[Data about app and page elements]
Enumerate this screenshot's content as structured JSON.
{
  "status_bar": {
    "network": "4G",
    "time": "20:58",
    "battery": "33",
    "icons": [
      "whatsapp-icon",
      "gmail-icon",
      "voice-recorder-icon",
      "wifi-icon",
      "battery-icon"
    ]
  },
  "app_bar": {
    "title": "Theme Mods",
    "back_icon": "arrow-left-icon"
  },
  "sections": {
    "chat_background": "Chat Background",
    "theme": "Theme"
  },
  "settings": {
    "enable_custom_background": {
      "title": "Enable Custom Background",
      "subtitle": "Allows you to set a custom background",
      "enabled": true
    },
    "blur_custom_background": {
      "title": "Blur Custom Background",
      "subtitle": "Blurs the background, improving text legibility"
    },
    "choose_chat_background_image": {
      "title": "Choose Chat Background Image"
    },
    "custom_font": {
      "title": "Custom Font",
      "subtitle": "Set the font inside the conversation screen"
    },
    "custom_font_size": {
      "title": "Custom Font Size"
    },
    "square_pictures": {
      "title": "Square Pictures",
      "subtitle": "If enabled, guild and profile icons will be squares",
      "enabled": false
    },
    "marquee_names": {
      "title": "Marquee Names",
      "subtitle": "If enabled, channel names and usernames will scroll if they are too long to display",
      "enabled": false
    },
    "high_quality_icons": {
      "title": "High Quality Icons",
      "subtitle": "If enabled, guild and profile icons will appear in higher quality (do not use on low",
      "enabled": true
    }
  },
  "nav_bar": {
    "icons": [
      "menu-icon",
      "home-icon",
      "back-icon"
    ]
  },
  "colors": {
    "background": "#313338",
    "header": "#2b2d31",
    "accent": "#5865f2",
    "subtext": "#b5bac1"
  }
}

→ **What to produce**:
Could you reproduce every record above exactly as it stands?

→ **Solution below**:
Enumerate this screenshot's content as structured JSON.
{
  "status_bar": {
    "network": "4G",
    "time": "20:58",
    "battery": "33",
    "icons": [
      "whatsapp-icon",
      "gmail-icon",
      "voice-recorder-icon",
      "wifi-icon",
      "battery-icon"
    ]
  },
  "app_bar": {
    "title": "Theme Mods",
    "back_icon": "arrow-left-icon"
  },
  "sections": {
    "chat_background": "Chat Background",
    "theme": "Theme"
  },
  "settings": {
    "enable_custom_background": {
      "title": "Enable Custom Background",
      "subtitle": "Allows you to set a custom background",
      "enabled": true
    },
    "blur_custom_background": {
      "title": "Blur Custom Background",
      "subtitle": "Blurs the background, improving text legibility"
    },
    "choose_chat_background_image": {
      "title": "Choose Chat Background Image"
    },
    "custom_font": {
      "title": "Custom Font",
      "subtitle": "Set the font inside the conversation screen"
    },
    "custom_font_size": {
      "title": "Custom Font Size"
    },
    "square_pictures": {
      "title": "Square Pictures",
      "subtitle": "If enabled, guild and profile icons will be squares",
      "enabled": false
    },
    "marquee_names": {
      "title": "Marquee Names",
      "subtitle": "If enabled, channel names and usernames will scroll if they are too long to display",
      "enabled": false
    },
    "high_quality_icons": {
      "title": "High Quality Icons",
      "subtitle": "If enabled, guild and profile icons will appear in higher quality (do not use on low",
      "enabled": true
    }
  },
  "nav_bar": {
    "icons": [
      "menu-icon",
      "home-icon",
      "back-icon"
    ]
  },
  "colors": {
    "background": "#313338",
    "header": "#2b2d31",
    "accent": "#5865f2",
    "subtext": "#b5bac1"
  }
}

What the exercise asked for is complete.